# Problem statement
Write out every entry word for word.

(Listed records begins)

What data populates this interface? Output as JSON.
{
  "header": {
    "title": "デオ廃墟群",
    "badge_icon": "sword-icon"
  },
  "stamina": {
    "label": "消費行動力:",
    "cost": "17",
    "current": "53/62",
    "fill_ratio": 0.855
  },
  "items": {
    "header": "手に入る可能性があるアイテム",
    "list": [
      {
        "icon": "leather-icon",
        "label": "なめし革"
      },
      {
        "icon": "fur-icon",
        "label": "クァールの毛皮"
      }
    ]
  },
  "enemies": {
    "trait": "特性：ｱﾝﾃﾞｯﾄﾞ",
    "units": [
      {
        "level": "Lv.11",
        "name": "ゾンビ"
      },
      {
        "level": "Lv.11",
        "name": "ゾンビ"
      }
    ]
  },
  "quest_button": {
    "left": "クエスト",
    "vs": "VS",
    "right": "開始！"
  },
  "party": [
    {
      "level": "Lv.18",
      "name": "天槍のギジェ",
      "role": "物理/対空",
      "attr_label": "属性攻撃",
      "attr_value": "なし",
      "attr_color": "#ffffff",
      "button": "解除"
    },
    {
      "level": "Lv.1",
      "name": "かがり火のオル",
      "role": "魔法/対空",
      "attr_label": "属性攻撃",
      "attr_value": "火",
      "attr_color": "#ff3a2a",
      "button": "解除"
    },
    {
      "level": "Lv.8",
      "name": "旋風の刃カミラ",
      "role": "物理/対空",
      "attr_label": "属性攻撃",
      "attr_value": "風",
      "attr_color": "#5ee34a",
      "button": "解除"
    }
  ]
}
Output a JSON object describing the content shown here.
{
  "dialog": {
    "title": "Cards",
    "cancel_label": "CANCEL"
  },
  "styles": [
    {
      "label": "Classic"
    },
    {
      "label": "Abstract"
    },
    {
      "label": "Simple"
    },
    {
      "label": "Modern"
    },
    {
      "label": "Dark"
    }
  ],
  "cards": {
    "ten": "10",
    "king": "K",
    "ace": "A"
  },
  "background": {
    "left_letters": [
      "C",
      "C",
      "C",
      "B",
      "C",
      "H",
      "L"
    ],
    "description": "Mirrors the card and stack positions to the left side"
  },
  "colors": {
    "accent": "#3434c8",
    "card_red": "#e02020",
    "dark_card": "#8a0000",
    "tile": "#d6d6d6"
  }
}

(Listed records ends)

# Written response
What data populates this interface? Output as JSON.
{
  "header": {
    "title": "デオ廃墟群",
    "badge_icon": "sword-icon"
  },
  "stamina": {
    "label": "消費行動力:",
    "cost": "17",
    "current": "53/62",
    "fill_ratio": 0.855
  },
  "items": {
    "header": "手に入る可能性があるアイテム",
    "list": [
      {
        "icon": "leather-icon",
        "label": "なめし革"
      },
      {
        "icon": "fur-icon",
        "label": "クァールの毛皮"
      }
    ]
  },
  "enemies": {
    "trait": "特性：ｱﾝﾃﾞｯﾄﾞ",
    "units": [
      {
        "level": "Lv.11",
        "name": "ゾンビ"
      },
      {
        "level": "Lv.11",
        "name": "ゾンビ"
      }
    ]
  },
  "quest_button": {
    "left": "クエスト",
    "vs": "VS",
    "right": "開始！"
  },
  "party": [
    {
      "level": "Lv.18",
      "name": "天槍のギジェ",
      "role": "物理/対空",
      "attr_label": "属性攻撃",
      "attr_value": "なし",
      "attr_color": "#ffffff",
      "button": "解除"
    },
    {
      "level": "Lv.1",
      "name": "かがり火のオル",
      "role": "魔法/対空",
      "attr_label": "属性攻撃",
      "attr_value": "火",
      "attr_color": "#ff3a2a",
      "button": "解除"
    },
    {
      "level": "Lv.8",
      "name": "旋風の刃カミラ",
      "role": "物理/対空",
      "attr_label": "属性攻撃",
      "attr_value": "風",
      "attr_color": "#5ee34a",
      "button": "解除"
    }
  ]
}
Output a JSON object describing the content shown here.
{
  "dialog": {
    "title": "Cards",
    "cancel_label": "CANCEL"
  },
  "styles": [
    {
      "label": "Classic"
    },
    {
      "label": "Abstract"
    },
    {
      "label": "Simple"
    },
    {
      "label": "Modern"
    },
    {
      "label": "Dark"
    }
  ],
  "cards": {
    "ten": "10",
    "king": "K",
    "ace": "A"
  },
  "background": {
    "left_letters": [
      "C",
      "C",
      "C",
      "B",
      "C",
      "H",
      "L"
    ],
    "description": "Mirrors the card and stack positions to the left side"
  },
  "colors": {
    "accent": "#3434c8",
    "card_red": "#e02020",
    "dark_card": "#8a0000",
    "tile": "#d6d6d6"
  }
}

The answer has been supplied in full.